> PROBLEM REQUIREMENTS
The entries that follow should be written out exactly.

> Component data from apps and pages
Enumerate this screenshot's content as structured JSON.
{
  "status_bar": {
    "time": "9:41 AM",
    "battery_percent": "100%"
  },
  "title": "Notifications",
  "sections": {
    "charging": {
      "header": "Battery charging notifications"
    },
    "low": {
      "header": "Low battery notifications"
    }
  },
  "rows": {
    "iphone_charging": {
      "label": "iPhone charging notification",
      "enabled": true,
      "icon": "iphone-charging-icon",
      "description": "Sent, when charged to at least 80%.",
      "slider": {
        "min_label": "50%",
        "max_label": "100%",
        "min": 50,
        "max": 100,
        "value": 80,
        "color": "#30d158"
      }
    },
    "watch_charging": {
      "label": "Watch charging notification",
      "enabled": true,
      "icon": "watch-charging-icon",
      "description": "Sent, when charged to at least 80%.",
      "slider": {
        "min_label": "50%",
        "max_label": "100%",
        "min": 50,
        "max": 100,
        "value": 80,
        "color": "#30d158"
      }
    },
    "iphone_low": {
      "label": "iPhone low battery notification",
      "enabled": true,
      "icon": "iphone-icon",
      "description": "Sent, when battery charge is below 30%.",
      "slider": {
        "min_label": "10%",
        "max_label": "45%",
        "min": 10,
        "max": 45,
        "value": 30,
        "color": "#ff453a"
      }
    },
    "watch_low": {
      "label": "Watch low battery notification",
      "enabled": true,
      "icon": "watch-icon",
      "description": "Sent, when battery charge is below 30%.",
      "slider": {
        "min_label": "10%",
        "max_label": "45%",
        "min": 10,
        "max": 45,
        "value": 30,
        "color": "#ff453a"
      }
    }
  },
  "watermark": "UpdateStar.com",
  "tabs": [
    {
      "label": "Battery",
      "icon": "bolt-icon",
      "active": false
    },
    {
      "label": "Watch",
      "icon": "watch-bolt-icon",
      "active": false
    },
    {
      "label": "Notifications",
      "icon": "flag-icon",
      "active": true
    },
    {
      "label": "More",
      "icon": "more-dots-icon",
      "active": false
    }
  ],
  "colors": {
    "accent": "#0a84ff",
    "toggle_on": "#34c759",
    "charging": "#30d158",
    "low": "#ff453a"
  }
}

> COMPLETED EXERCISE
Enumerate this screenshot's content as structured JSON.
{
  "status_bar": {
    "time": "9:41 AM",
    "battery_percent": "100%"
  },
  "title": "Notifications",
  "sections": {
    "charging": {
      "header": "Battery charging notifications"
    },
    "low": {
      "header": "Low battery notifications"
    }
  },
  "rows": {
    "iphone_charging": {
      "label": "iPhone charging notification",
      "enabled": true,
      "icon": "iphone-charging-icon",
      "description": "Sent, when charged to at least 80%.",
      "slider": {
        "min_label": "50%",
        "max_label": "100%",
        "min": 50,
        "max": 100,
        "value": 80,
        "color": "#30d158"
      }
    },
    "watch_charging": {
      "label": "Watch charging notification",
      "enabled": true,
      "icon": "watch-charging-icon",
      "description": "Sent, when charged to at least 80%.",
      "slider": {
        "min_label": "50%",
        "max_label": "100%",
        "min": 50,
        "max": 100,
        "value": 80,
        "color": "#30d158"
      }
    },
    "iphone_low": {
      "label": "iPhone low battery notification",
      "enabled": true,
      "icon": "iphone-icon",
      "description": "Sent, when battery charge is below 30%.",
      "slider": {
        "min_label": "10%",
        "max_label": "45%",
        "min": 10,
        "max": 45,
        "value": 30,
        "color": "#ff453a"
      }
    },
    "watch_low": {
      "label": "Watch low battery notification",
      "enabled": true,
      "icon": "watch-icon",
      "description": "Sent, when battery charge is below 30%.",
      "slider": {
        "min_label": "10%",
        "max_label": "45%",
        "min": 10,
        "max": 45,
        "value": 30,
        "color": "#ff453a"
      }
    }
  },
  "watermark": "UpdateStar.com",
  "tabs": [
    {
      "label": "Battery",
      "icon": "bolt-icon",
      "active": false
    },
    {
      "label": "Watch",
      "icon": "watch-bolt-icon",
      "active": false
    },
    {
      "label": "Notifications",
      "icon": "flag-icon",
      "active": true
    },
    {
      "label": "More",
      "icon": "more-dots-icon",
      "active": false
    }
  ],
  "colors": {
    "accent": "#0a84ff",
    "toggle_on": "#34c759",
    "charging": "#30d158",
    "low": "#ff453a"
  }
}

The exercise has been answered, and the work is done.